There are a few common myths about conflict that have a great deal of influence in the Western world. I will briefly highlight three myths and then succinctly refute each one.

Myth #1: Conflict is always destructive. Most conflicts are not an enjoyable process. No one likes to have another person disagreeing with them. And even though a conflict can drain your energy (and your wallet), they are NOT all destructive conflicts. Many disagreements lead to more discussion, more planning, and better solutions. The key is to know how to (a) manage your emotions, (b) manage the other person’s emotions, and (c) stay focused on the problem. If any of these three criteria are difficult for you to achieve — and they are not easy for most people — then you might think about hiring a mediator/facilitator to structure your conversation. Adding a little structure to your disagreement can turn a potentially destructive conflict into a productive conversation. Remember, conflicts can be an opportunity to improve your life if you stay away from the pitfalls of negative, aggressive, and defensive communication patterns.

Myth #2: “Fight or Flight” are the only ways to deal with conflict. The media loves to talk about the now ancient psychological and physiological studies suggesting that the only ways to deal with conflict are to fight it out or run away. Unfortunately many people subscribe to this conventional wisdom and will either physically, verbally, or legally fight our their battles, or worse yet will remain silent and avoid conflict…until they explode! This is the classic “either-or” fallacy that paints two opposing options from which someone must act. In reality there are many ways to deal with conflict, and one of the best starting points is to sit down and talk with the other person. If this isn’t productive, bring in a neutral party to listen to both sides (e.g., friend, counselor, mediator) who can help each side articulate what they really want and why that is important to them. When we try to “fight back” in a conflict we put ourselves into a corner and limit our response options, but if you try to communicate first and that fails, you can always take the conflict into the legal sphere to battle it out and hope for a favorable verdict.

Myth #3: Conflicts can always be solved. Unfortunately there are some conflicts that run so deep that they cannot be solved in a traditional sense; sometimes it is just better to “agree to disagree.” Just look at the Arab-Israeli situation that has progressed, or remained inert, over the past 50 years.
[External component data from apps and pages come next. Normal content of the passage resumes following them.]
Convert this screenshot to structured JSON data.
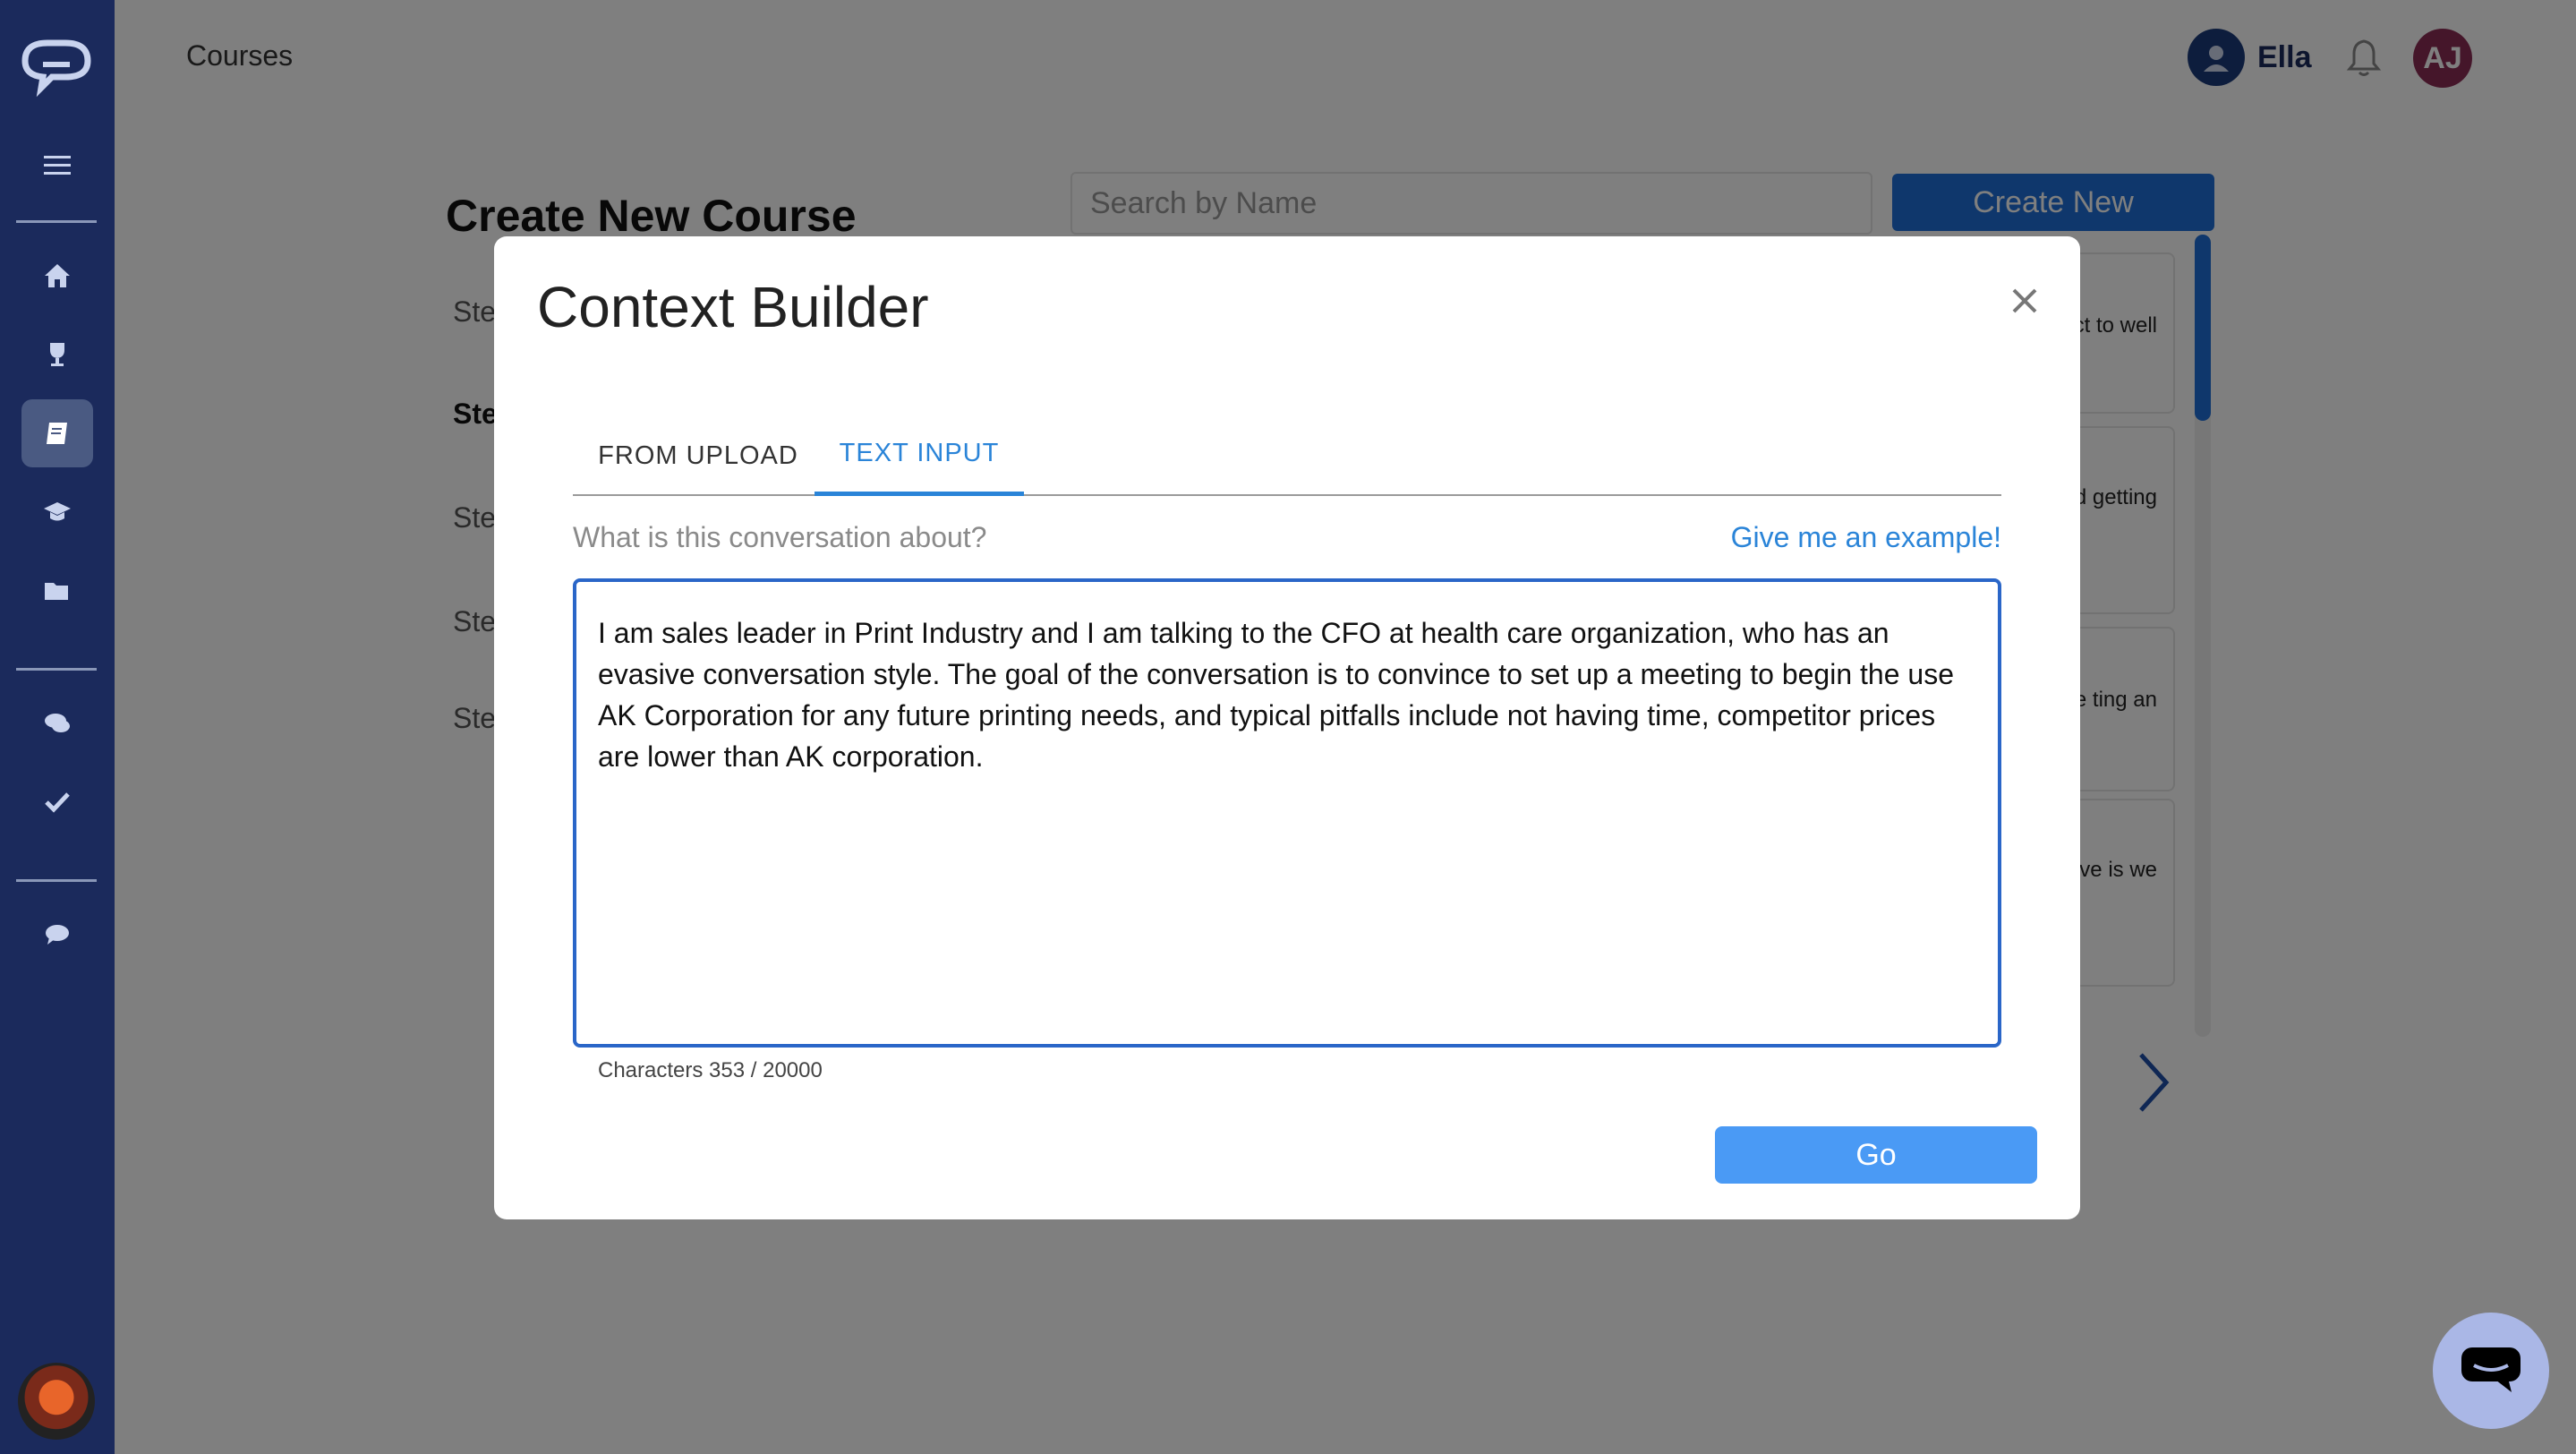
{
  "header": {
    "title": "Courses",
    "user_name": "Ella",
    "avatar_initials": "AJ"
  },
  "page": {
    "heading": "Create New Course",
    "steps": [
      "Ste",
      "Ste",
      "Ste",
      "Ste",
      "Ste"
    ],
    "search_placeholder": "Search by Name",
    "create_new_label": "Create New",
    "cards": [
      {
        "text": "act to well"
      },
      {
        "text": "ticulate tand getting"
      },
      {
        "text": "nd sale ting an"
      },
      {
        "text": "ctive is we"
      }
    ]
  },
  "modal": {
    "title": "Context Builder",
    "tabs": [
      {
        "label": "FROM UPLOAD",
        "active": false
      },
      {
        "label": "TEXT INPUT",
        "active": true
      }
    ],
    "question": "What is this conversation about?",
    "example_link": "Give me an example!",
    "text_value": "I am sales leader in Print Industry and I am talking to the CFO at health care organization, who has an evasive conversation style. The goal of the conversation is to convince to set up a meeting to begin the use AK Corporation for any future printing needs, and typical pitfalls include not having time, competitor prices are lower than AK corporation.",
    "char_count": "Characters 353 / 20000",
    "go_label": "Go"
  },
  "colors": {
    "sidebar": "#1b2a5c",
    "accent": "#2a84d8",
    "go_button": "#4a9af5",
    "avatar_aj": "#8a2d55"
  },
  "icons": [
    "logo-icon",
    "menu-icon",
    "home-icon",
    "trophy-icon",
    "book-icon",
    "graduation-cap-icon",
    "folder-icon",
    "chat-icon",
    "check-icon",
    "comment-icon",
    "bell-icon",
    "close-icon",
    "chevron-right-icon"
  ]
}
These groups of people find very little to agree about including religion, sovereign boundaries and land occupation, and cultural customs such as food and clothing. These type of conflicts are tied to people’s value systems which are some of the most difficult disagreements to overcome because they form a large part of people’s identities. Although our identities are wrapped up in every facet of our life, when we are in disagreement with others we feel personally threatened, and this is only exacerbated when the conflict is tied to morality, religious disagreement, and social norms. It is wise to be able to recognize when a conflict will not be solved by communication alone, but it is foolish to not try to communicate first.